Work item: If a line in the entries includes "chevron", show that line.

*** Opening Data supplied ***

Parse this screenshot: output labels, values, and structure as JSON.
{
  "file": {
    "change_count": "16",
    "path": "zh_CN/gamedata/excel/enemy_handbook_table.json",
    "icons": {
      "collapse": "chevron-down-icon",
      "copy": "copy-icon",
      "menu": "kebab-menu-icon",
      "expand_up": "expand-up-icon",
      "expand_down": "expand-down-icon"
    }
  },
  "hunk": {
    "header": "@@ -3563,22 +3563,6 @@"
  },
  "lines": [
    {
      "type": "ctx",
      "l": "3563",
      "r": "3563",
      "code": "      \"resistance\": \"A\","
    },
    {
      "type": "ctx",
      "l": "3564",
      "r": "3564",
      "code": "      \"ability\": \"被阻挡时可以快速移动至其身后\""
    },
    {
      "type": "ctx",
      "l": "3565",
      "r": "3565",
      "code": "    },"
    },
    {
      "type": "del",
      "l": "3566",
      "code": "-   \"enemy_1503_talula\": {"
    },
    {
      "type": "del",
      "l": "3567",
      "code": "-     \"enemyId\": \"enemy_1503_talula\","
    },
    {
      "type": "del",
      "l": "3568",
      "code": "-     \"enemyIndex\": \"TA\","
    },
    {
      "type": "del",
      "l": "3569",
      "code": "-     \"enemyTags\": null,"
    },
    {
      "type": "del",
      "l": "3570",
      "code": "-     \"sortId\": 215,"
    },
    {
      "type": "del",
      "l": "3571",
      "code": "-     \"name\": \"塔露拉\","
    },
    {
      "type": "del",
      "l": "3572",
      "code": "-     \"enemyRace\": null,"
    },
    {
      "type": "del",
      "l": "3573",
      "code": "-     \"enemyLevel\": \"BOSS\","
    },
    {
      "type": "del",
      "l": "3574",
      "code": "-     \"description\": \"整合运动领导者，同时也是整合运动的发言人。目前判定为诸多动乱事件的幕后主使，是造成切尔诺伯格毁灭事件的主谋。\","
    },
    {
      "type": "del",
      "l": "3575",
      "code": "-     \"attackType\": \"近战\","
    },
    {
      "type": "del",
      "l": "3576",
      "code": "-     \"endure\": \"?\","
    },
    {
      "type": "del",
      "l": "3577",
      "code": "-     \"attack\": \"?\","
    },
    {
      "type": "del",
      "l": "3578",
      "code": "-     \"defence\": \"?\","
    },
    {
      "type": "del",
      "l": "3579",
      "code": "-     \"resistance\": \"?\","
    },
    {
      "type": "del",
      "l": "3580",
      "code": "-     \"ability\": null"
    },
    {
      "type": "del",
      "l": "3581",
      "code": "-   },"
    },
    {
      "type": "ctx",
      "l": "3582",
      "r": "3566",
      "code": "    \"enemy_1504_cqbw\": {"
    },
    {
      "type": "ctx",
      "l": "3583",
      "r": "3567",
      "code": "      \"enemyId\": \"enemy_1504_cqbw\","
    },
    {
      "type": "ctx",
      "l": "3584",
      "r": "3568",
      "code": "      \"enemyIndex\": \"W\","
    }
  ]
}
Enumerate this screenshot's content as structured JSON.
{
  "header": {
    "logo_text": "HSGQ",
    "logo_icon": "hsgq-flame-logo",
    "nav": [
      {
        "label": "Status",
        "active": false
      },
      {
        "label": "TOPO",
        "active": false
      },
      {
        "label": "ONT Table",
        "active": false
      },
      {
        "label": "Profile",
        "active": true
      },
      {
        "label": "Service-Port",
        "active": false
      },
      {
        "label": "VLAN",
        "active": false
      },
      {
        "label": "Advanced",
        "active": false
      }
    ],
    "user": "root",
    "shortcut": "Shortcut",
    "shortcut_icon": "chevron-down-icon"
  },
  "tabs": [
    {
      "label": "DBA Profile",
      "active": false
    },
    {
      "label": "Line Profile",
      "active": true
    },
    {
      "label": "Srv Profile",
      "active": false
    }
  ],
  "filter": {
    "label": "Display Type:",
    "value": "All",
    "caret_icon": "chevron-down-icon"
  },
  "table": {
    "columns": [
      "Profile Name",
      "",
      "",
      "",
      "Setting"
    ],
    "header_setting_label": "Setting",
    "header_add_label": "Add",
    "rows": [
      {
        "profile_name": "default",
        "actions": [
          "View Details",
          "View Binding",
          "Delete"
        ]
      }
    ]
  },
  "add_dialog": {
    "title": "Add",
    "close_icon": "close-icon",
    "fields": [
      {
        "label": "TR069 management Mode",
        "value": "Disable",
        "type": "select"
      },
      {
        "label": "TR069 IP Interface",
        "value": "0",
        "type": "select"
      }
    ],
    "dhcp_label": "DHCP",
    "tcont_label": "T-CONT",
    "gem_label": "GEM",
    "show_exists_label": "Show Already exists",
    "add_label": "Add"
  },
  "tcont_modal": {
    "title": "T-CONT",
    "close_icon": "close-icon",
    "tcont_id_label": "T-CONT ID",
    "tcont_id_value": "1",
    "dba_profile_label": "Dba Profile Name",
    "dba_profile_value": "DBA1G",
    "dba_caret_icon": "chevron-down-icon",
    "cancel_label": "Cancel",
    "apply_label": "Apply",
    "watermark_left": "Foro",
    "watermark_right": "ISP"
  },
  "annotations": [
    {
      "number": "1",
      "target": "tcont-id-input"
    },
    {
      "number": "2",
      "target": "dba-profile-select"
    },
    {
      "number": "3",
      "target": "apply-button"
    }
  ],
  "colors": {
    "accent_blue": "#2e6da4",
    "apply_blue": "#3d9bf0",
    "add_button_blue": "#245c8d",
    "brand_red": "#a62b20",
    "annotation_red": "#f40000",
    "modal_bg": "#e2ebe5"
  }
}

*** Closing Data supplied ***

Task output:
      "collapse": "chevron-down-icon",
    "shortcut_icon": "chevron-down-icon"
    "caret_icon": "chevron-down-icon"
    "dba_caret_icon": "chevron-down-icon",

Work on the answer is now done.